Work request
Provide only the number of lines below that hold "Firefox".

(Entries from a dataset of interfaces)
····················

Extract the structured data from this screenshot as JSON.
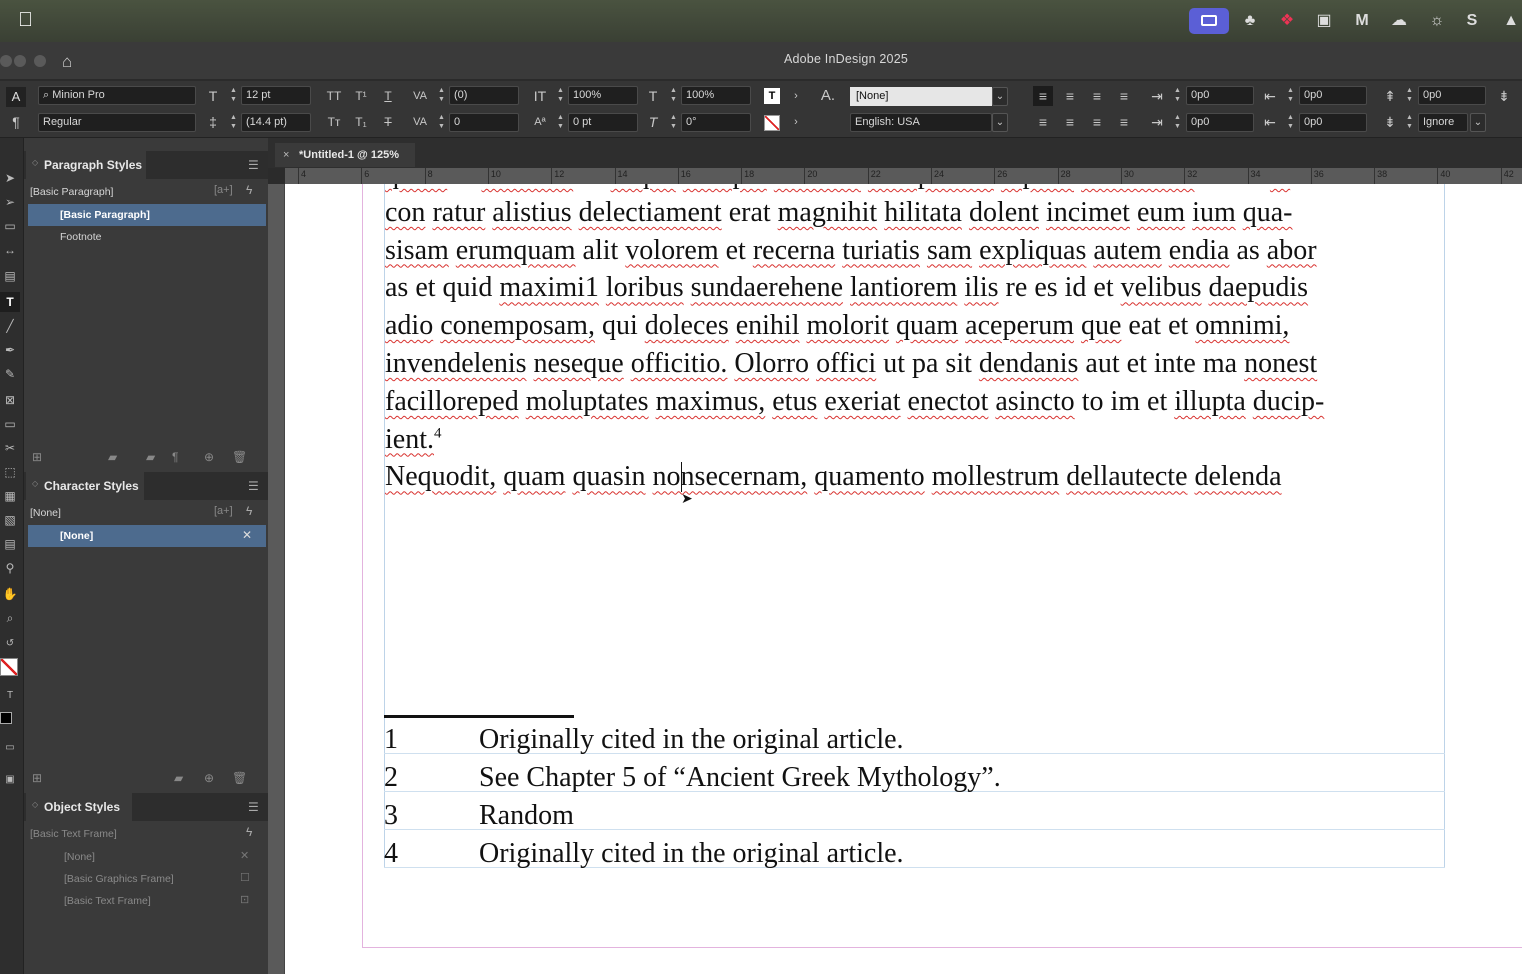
{
  "app": {
    "title": "Adobe InDesign 2025"
  },
  "menubar": {
    "icons": [
      "apple-icon",
      "screen-share-icon",
      "teams-icon",
      "dropbox-icon",
      "outlook-icon",
      "maps-icon",
      "cloud-icon",
      "creative-cloud-icon",
      "skype-icon",
      "drive-icon"
    ]
  },
  "control_bar": {
    "font_family": "Minion Pro",
    "font_style": "Regular",
    "font_size": "12 pt",
    "leading": "(14.4 pt)",
    "kerning": "(0)",
    "tracking": "0",
    "vscale": "100%",
    "hscale": "100%",
    "baseline": "0 pt",
    "skew": "0°",
    "char_style": "[None]",
    "language": "English: USA",
    "left_indent": "0p0",
    "first_indent": "0p0",
    "right_indent": "0p0",
    "last_indent": "0p0",
    "space_before": "0p0",
    "space_after": "0p0",
    "space_before2": "0p0",
    "align_grid": "Ignore"
  },
  "document_tab": {
    "label": "*Untitled-1 @ 125%"
  },
  "panels": {
    "paragraph_styles": {
      "title": "Paragraph Styles",
      "current": "[Basic Paragraph]",
      "items": [
        "[Basic Paragraph]",
        "Footnote"
      ]
    },
    "character_styles": {
      "title": "Character Styles",
      "current": "[None]",
      "items": [
        "[None]"
      ]
    },
    "object_styles": {
      "title": "Object Styles",
      "current": "[Basic Text Frame]",
      "items": [
        "[None]",
        "[Basic Graphics Frame]",
        "[Basic Text Frame]"
      ]
    }
  },
  "ruler": {
    "h": [
      "4",
      "6",
      "8",
      "10",
      "12",
      "14",
      "16",
      "18",
      "20",
      "22",
      "24",
      "26",
      "28",
      "30",
      "32",
      "34",
      "36",
      "38",
      "40",
      "42"
    ]
  },
  "body_lines": [
    "quam et lamstior as eaque volupta temnias voluptatem ulparit atmetatias et aut la",
    "con ratur alistius delectiament erat magnihit hilitata dolent incimet eum ium qua-",
    "sisam erumquam alit volorem et recerna turiatis sam expliquas autem endia as abor",
    "as et quid maximi1 loribus sundaerehene lantiorem ilis re es id et velibus daepudis",
    "adio conemposam, qui doleces enihil molorit quam aceperum que eat et omnimi,",
    "invendelenis neseque officitio. Olorro offici ut pa sit dendanis aut et inte ma nonest",
    "facilloreped moluptates maximus, etus exeriat enectot asincto to im et illupta ducip-",
    "ient.",
    "Nequodit, quam quasin nonsecernam, quamento mollestrum dellautecte delenda"
  ],
  "footnote_ref": "4",
  "footnotes": [
    {
      "num": "1",
      "text": "Originally cited in the original article."
    },
    {
      "num": "2",
      "text": "See Chapter 5 of “Ancient Greek Mythology”."
    },
    {
      "num": "3",
      "text": "Random"
    },
    {
      "num": "4",
      "text": "Originally cited in the original article."
    }
  ]
}
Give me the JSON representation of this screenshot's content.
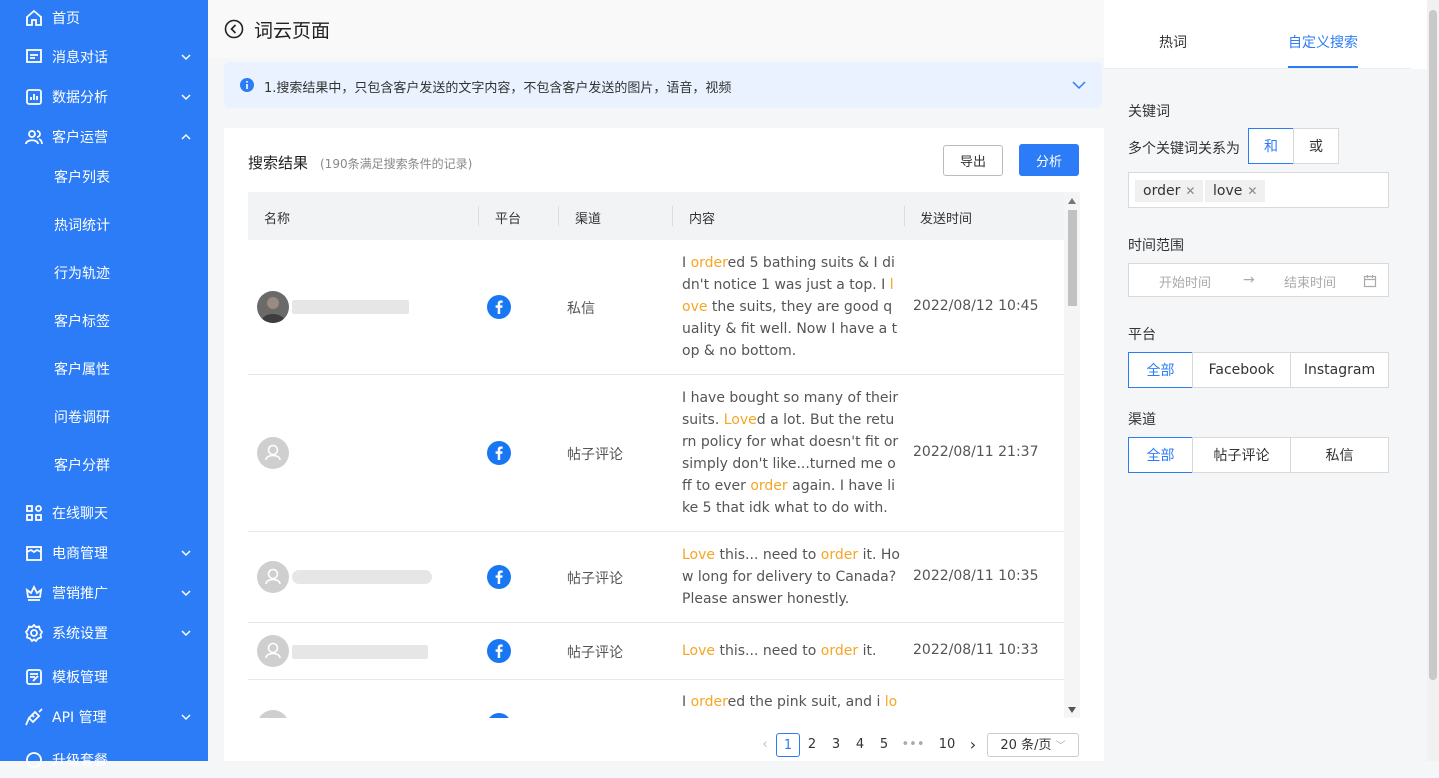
{
  "sidebar": {
    "items": [
      {
        "label": "首页",
        "icon": "home-icon"
      },
      {
        "label": "消息对话",
        "icon": "chat-icon",
        "chevron": "down"
      },
      {
        "label": "数据分析",
        "icon": "analytics-icon",
        "chevron": "down"
      },
      {
        "label": "客户运营",
        "icon": "users-icon",
        "chevron": "up"
      },
      {
        "label": "客户列表"
      },
      {
        "label": "热词统计"
      },
      {
        "label": "行为轨迹"
      },
      {
        "label": "客户标签"
      },
      {
        "label": "客户属性"
      },
      {
        "label": "问卷调研"
      },
      {
        "label": "客户分群"
      },
      {
        "label": "在线聊天",
        "icon": "apps-icon"
      },
      {
        "label": "电商管理",
        "icon": "shop-icon",
        "chevron": "down"
      },
      {
        "label": "营销推广",
        "icon": "crown-icon",
        "chevron": "down"
      },
      {
        "label": "系统设置",
        "icon": "settings-icon",
        "chevron": "down"
      },
      {
        "label": "模板管理",
        "icon": "template-icon"
      },
      {
        "label": "API 管理",
        "icon": "api-icon",
        "chevron": "down"
      },
      {
        "label": "升级套餐",
        "icon": "upgrade-icon"
      }
    ]
  },
  "header": {
    "title": "词云页面"
  },
  "notice": {
    "text": "1.搜索结果中，只包含客户发送的文字内容，不包含客户发送的图片，语音，视频"
  },
  "results": {
    "title": "搜索结果",
    "subtitle": "(190条满足搜索条件的记录)",
    "export_label": "导出",
    "analyze_label": "分析",
    "columns": [
      "名称",
      "平台",
      "渠道",
      "内容",
      "发送时间"
    ],
    "rows": [
      {
        "channel": "私信",
        "time": "2022/08/12 10:45",
        "content": [
          [
            "h",
            "I "
          ],
          [
            "hl",
            "order"
          ],
          [
            "t",
            "ed 5 bathing suits & I didn't notice 1 was just a top. I "
          ],
          [
            "hl",
            "love"
          ],
          [
            "t",
            " the suits, they are good quality & fit well. Now I have a top & no bottom."
          ]
        ]
      },
      {
        "channel": "帖子评论",
        "time": "2022/08/11 21:37",
        "content": [
          [
            "t",
            "I have bought so many of their suits. "
          ],
          [
            "hl",
            "Love"
          ],
          [
            "t",
            "d a lot. But the return policy for what doesn't fit or simply don't like...turned me off to ever "
          ],
          [
            "hl",
            "order"
          ],
          [
            "t",
            " again. I have like 5 that idk what to do with."
          ]
        ]
      },
      {
        "channel": "帖子评论",
        "time": "2022/08/11 10:35",
        "content": [
          [
            "hl",
            "Love"
          ],
          [
            "t",
            " this... need to "
          ],
          [
            "hl",
            "order"
          ],
          [
            "t",
            " it. How long for delivery to Canada? Please answer honestly."
          ]
        ]
      },
      {
        "channel": "帖子评论",
        "time": "2022/08/11 10:33",
        "content": [
          [
            "hl",
            "Love"
          ],
          [
            "t",
            " this... need to "
          ],
          [
            "hl",
            "order"
          ],
          [
            "t",
            " it."
          ]
        ]
      },
      {
        "channel": "",
        "time": "",
        "content": [
          [
            "t",
            "I "
          ],
          [
            "hl",
            "order"
          ],
          [
            "t",
            "ed the pink suit, and i "
          ],
          [
            "hl",
            "lov"
          ]
        ]
      }
    ]
  },
  "pagination": {
    "pages": [
      "1",
      "2",
      "3",
      "4",
      "5",
      "•••",
      "10"
    ],
    "current": "1",
    "page_size": "20 条/页"
  },
  "right_panel": {
    "tabs": [
      "热词",
      "自定义搜索"
    ],
    "active_tab": "自定义搜索",
    "keyword_label": "关键词",
    "relation_label": "多个关键词关系为",
    "relation_options": [
      "和",
      "或"
    ],
    "relation_selected": "和",
    "keywords": [
      "order",
      "love"
    ],
    "time_label": "时间范围",
    "start_placeholder": "开始时间",
    "arrow": "→",
    "end_placeholder": "结束时间",
    "platform_label": "平台",
    "platform_options": [
      "全部",
      "Facebook",
      "Instagram"
    ],
    "channel_label": "渠道",
    "channel_options": [
      "全部",
      "帖子评论",
      "私信"
    ]
  },
  "colors": {
    "accent": "#2d7cf7",
    "highlight": "#f5a623",
    "facebook": "#1877f2"
  }
}
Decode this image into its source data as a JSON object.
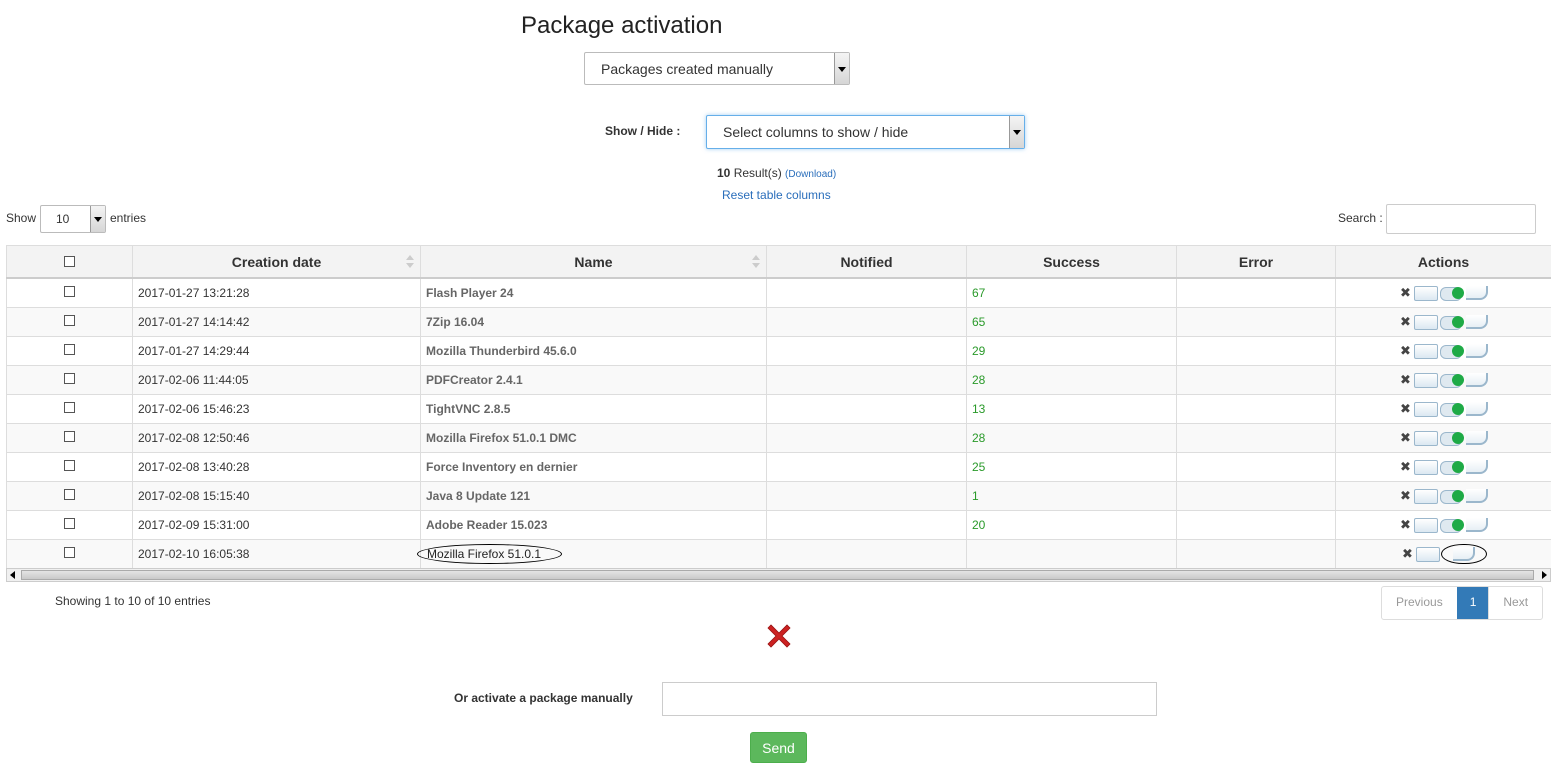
{
  "title": "Package activation",
  "package_filter": {
    "selected": "Packages created manually"
  },
  "columns": {
    "label": "Show / Hide :",
    "selected": "Select columns to show / hide"
  },
  "results": {
    "count": "10",
    "suffix": " Result(s) ",
    "download": "(Download)"
  },
  "reset_link": "Reset table columns",
  "length": {
    "show": "Show",
    "value": "10",
    "entries": "entries"
  },
  "search": {
    "label": "Search :",
    "value": ""
  },
  "table": {
    "headers": [
      "",
      "Creation date",
      "Name",
      "Notified",
      "Success",
      "Error",
      "Actions"
    ],
    "rows": [
      {
        "date": "2017-01-27 13:21:28",
        "name": "Flash Player 24",
        "notified": "",
        "success": "67",
        "error": ""
      },
      {
        "date": "2017-01-27 14:14:42",
        "name": "7Zip 16.04",
        "notified": "",
        "success": "65",
        "error": ""
      },
      {
        "date": "2017-01-27 14:29:44",
        "name": "Mozilla Thunderbird 45.6.0",
        "notified": "",
        "success": "29",
        "error": ""
      },
      {
        "date": "2017-02-06 11:44:05",
        "name": "PDFCreator 2.4.1",
        "notified": "",
        "success": "28",
        "error": ""
      },
      {
        "date": "2017-02-06 15:46:23",
        "name": "TightVNC 2.8.5",
        "notified": "",
        "success": "13",
        "error": ""
      },
      {
        "date": "2017-02-08 12:50:46",
        "name": "Mozilla Firefox 51.0.1 DMC",
        "notified": "",
        "success": "28",
        "error": ""
      },
      {
        "date": "2017-02-08 13:40:28",
        "name": "Force Inventory en dernier",
        "notified": "",
        "success": "25",
        "error": ""
      },
      {
        "date": "2017-02-08 15:15:40",
        "name": "Java 8 Update 121",
        "notified": "",
        "success": "1",
        "error": ""
      },
      {
        "date": "2017-02-09 15:31:00",
        "name": "Adobe Reader 15.023",
        "notified": "",
        "success": "20",
        "error": ""
      },
      {
        "date": "2017-02-10 16:05:38",
        "name": "Mozilla Firefox 51.0.1",
        "notified": "",
        "success": "",
        "error": ""
      }
    ]
  },
  "info": "Showing 1 to 10 of 10 entries",
  "pager": {
    "previous": "Previous",
    "page": "1",
    "next": "Next"
  },
  "manual": {
    "label": "Or activate a package manually",
    "value": "",
    "send": "Send"
  },
  "colors": {
    "success": "#2a9a2a",
    "send_bg": "#5cb85c",
    "page_active": "#337ab7",
    "error_x": "#cc2222"
  }
}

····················

Response
2